Thursday, July 12, 2007

Valuing Trees, In Dollars and Sense

Appreciating the value of trees is not something I’m generally moved to assign a dollar value to.
This being mid-summer in New York’s verdant mid-Hudson valley, it’s usually because I’m looking for some shade, or just enjoying the wonderful effect on the human nervous system of the subtle sights and sounds when they interact with the wind.

So it was a pleasant surprise to see this post in the Boston Globe’s Business Filter, where that blog’s evergreen Maura Welch pointed to an Economist story, "Green Gold," on this particular branch of cost/benefit analysis.

“Following the trend of putting the 'eco' into economics,” she writes, “New York mayor Michael Bloomberg recently did a tree census. The value of the city's nearly 600,000 trees? $122 million.”
Hizzoner the Mayor arrived at that number by adding up estimates for filtering pollution, saving on air conditioning, stemming storm-water run-off, and even for “aesthetic benefits” (which I think would be expressed more convincingly by my proposed "nervous system relief quotient," above. In order to get that one to fly, though, I should really acronymize it, i.e., as "the NSRQ"… but I won’t).

More “shady” numbers are offered in The Economist’s story: a sign spotted at a University of Texas construction site announces,
“The replacement value of this oak tree is $90,000.” The Economist writes, “The trees in American backyards may be worth far more than the cars in the front drive,” and that, “the Forest Service values the urban canopy in all of America at $14.3 billion.”
They summarize the value of these price-per-leaf exercises with, “By claiming that every $1 put into New York's trees returns $5.60 in benefits, (Bloomberg) may find it easier to galvanise New Yorkers to plant more and chop down fewer.”

You know, if that’s what it takes to get people to understand the truly incalculable worth of trees, then by all means, fire up that spreadsheet!

Ironically, I saw this Associated Press story on the same day, in the same "paper" (since this was online Globe) --
Man disguised as tree robs bank

MANCHESTER, N.H. (AP), 7/8/07 --A weekend bank robbery involved multiple branches -- of the leafy variety.

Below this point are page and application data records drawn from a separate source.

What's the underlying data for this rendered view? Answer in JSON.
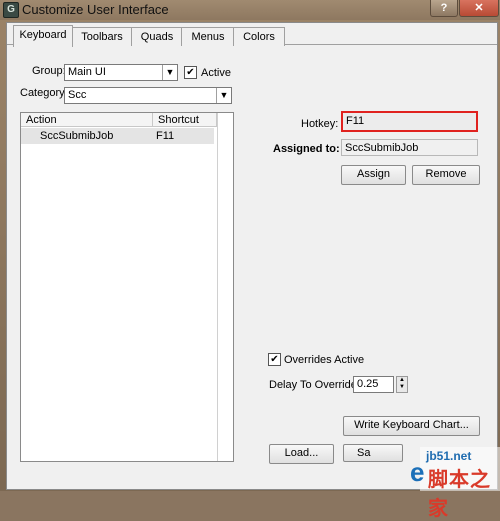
{
  "window": {
    "title": "Customize User Interface",
    "help_label": "?",
    "close_label": "✕"
  },
  "tabs": [
    "Keyboard",
    "Toolbars",
    "Quads",
    "Menus",
    "Colors"
  ],
  "keyboard": {
    "group_label": "Group:",
    "group_value": "Main UI",
    "active_label": "Active",
    "active_checked": true,
    "category_label": "Category:",
    "category_value": "Scc",
    "list": {
      "columns": [
        "Action",
        "Shortcut"
      ],
      "rows": [
        {
          "action": "SccSubmibJob",
          "shortcut": "F11"
        }
      ]
    },
    "hotkey_label": "Hotkey:",
    "hotkey_value": "F11",
    "assigned_label": "Assigned to:",
    "assigned_value": "SccSubmibJob",
    "assign_label": "Assign",
    "remove_label": "Remove",
    "overrides_label": "Overrides Active",
    "overrides_checked": true,
    "delay_label": "Delay To Override:",
    "delay_value": "0.25",
    "write_chart_label": "Write Keyboard Chart...",
    "load_label": "Load...",
    "save_label": "Sa"
  },
  "watermark": {
    "url": "jb51.net",
    "text": "脚本之家"
  }
}
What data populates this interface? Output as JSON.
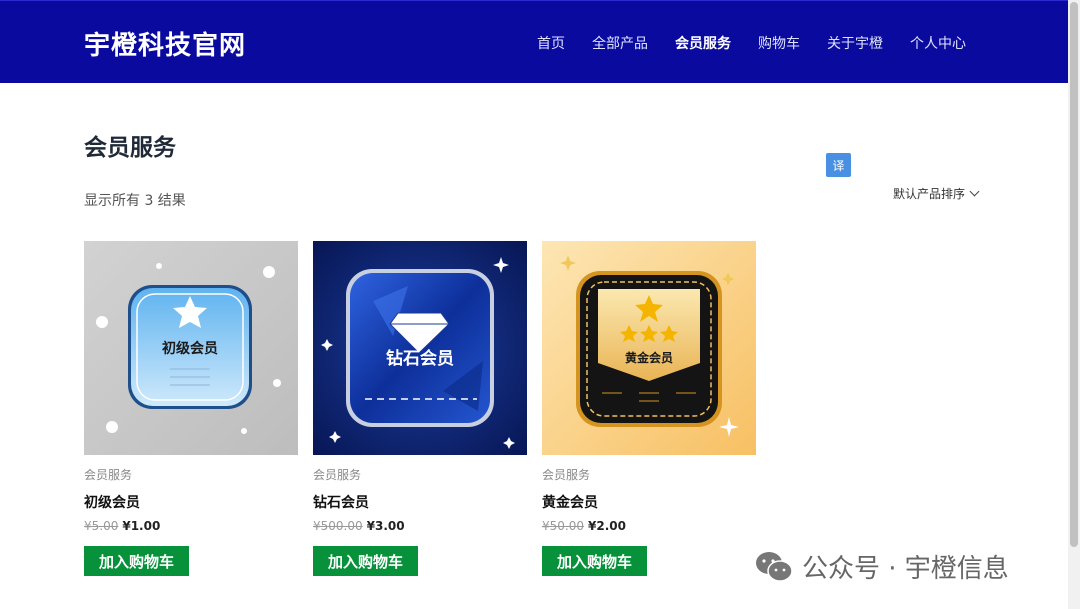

According to police, a man with tree branches duct-taped to his head and torso walked into a Citizens Bank just as it opened Saturday morning and demanded cash from a teller. Police said the disguise was the most bizarre they'd ever seen.

"He really went out on a limb," Sgt. Ernie Goodno said Sunday.
Related, here:
15 Houseplants Can Reduce Indoor Pollution

The "Greenest" Cities